Meet Midget Mogul Productions, a mighty little music promotion team headed by a man named Peter Martin. Peter is the guy who coordinated the first successful Nob Hill bar crawl this past October, uniting every bar and restaurant in the "Haunted Hill" neighborhood under a progressive circuit with live music at each stop along the way. Peter hopes to continue that momentum at this weekend's Nob Hill New Year's Eve Crawl (see "Lucky 7" for details).
Little did you know that Martin Stamper, half the guts behind enigmatic acoustic duo Fast Heart Mart, is the reluctant parent of his own record label, which will be on display at the New Year's Eve Mutant Mariachi showcase at the Blue Dragon. Bet you didn't know he has a pacemaker, either.
Spot of Tea—John Cacciatore, owner of Dartmouth Street Gallery, takes tea-time seriously. Recently, at his home just west of Downtown, I sat down with him at a table specially designed for serving tea. He let me sniff a beaker full of oolong that he got on a recent trip to Asia, informing me that it's quite possibly the best tea to be had anywhere in Albuquerque.
It's been a long, strange trip through time and across space, but the journey is almost over. In April of this year, the Albuquerque Museum unveiled its swanky, expanded new digs with the first in a trio of exhibits designed to dig deep into the history of Spanish art. This project was both ambitious and expensive, especially for a city Albuquerque's size, but city leaders and museum administrators put a lot of muscle into it because these exhibits are the crowning element of Albuquerque's Tricentennial celebration, a testament to the inestimable role Spanish culture has played in the history of our fine city.
Best and Worst Brands for Equality—I'm all excited because the Human Rights Campaign (you know, the nonprofit responsible for those ubiquitous square blue and yellow "="stickers) just came out with a new consumer buying guide geared towards the GLBT community. It's called Buying for Equality: A Guide to Companies and Products That Support Gay, Lesbian, Bisexual and Transgender Equality. The information for rating companies listed in the guide comes from the HRC's 2005 Corporate Equality Index, which researched policies and procedures that affect employees at Fortune 500 and Forbes 200 companies. (Companies with less than 500 employees were not included in the research.)
There's plenty to love about the French—the food, the wine ... Gerard Depardieu. (Hey, what would '80s comedy have been like without him?) And, of course, there are the beautiful, lilting refrains of a shared conversation en français over a café au lait and a nice plate of crêpes Suzette.
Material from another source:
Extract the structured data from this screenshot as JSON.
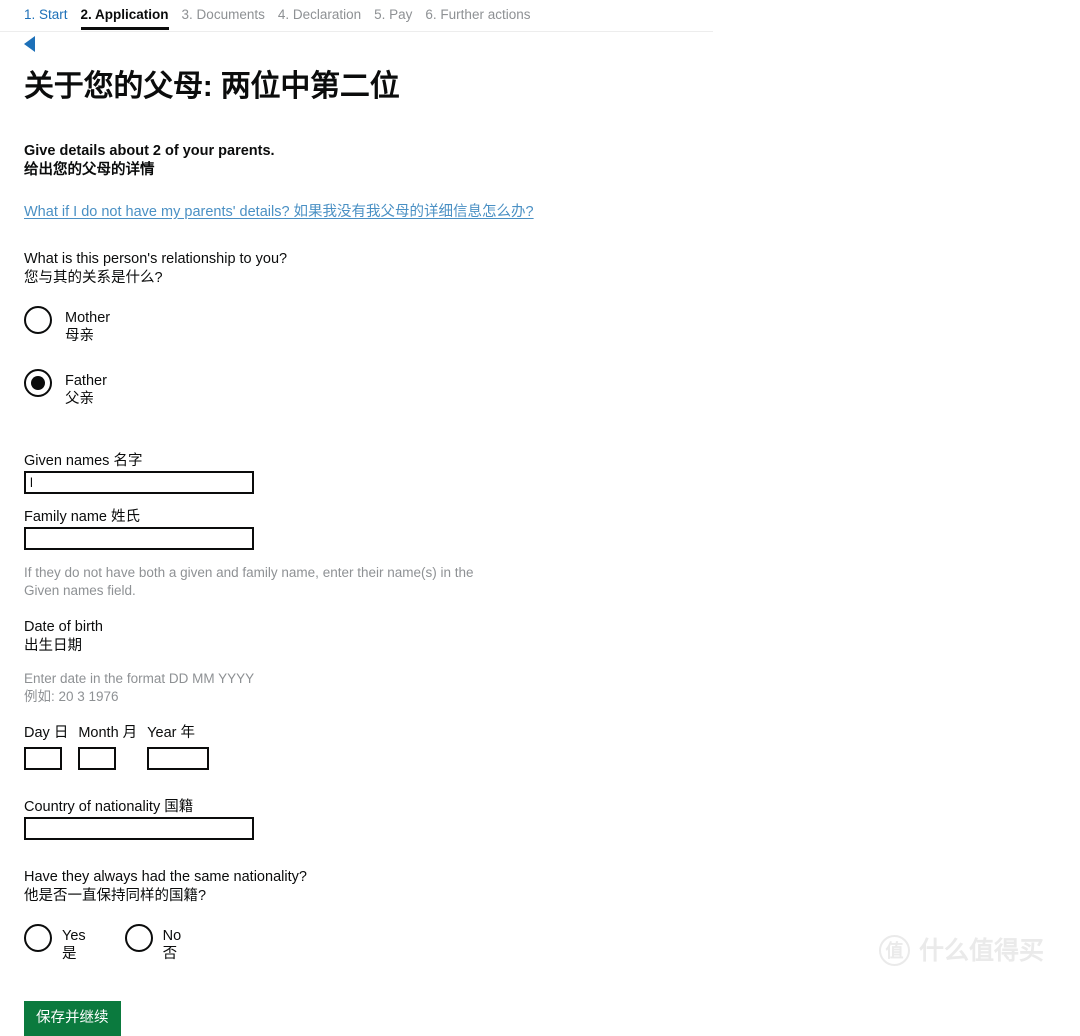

The next time you dine out in a snazzy French place, try a few of your own: "Vous avez de la ciboulette sur votre dent" (You have a chive stuck on your tooth), or maybe "Est-ce que vous êtes ivre?" (Are you drunk?)
The "Teddy Bear's Picnic" is a song they teach kids at daycare. I don't really even know if it's a song, to tell you the truth. It might be a card game. All I know is that bears are dangerous.
Just as its name implies, The Spicy Food Lover's Bible should be kept as a pantry staple for hot-heads, filed right alongside the garam masala, hot sauce and red chile flakes. "Pope of Peppers" Dave Dewitt (editor of Fiery Foods & BBQ magazine) and expert partner-in-peppers Nacy Gerlach investigate the hot stuff from every angle, penning a hardbound school of spice that delves into the science, history, geography, nutrition and flavors of piquant foods everywhere. The Bible's collection of recipes is extensive and takes its inspiration from virtually every heat-seeking place on the planet.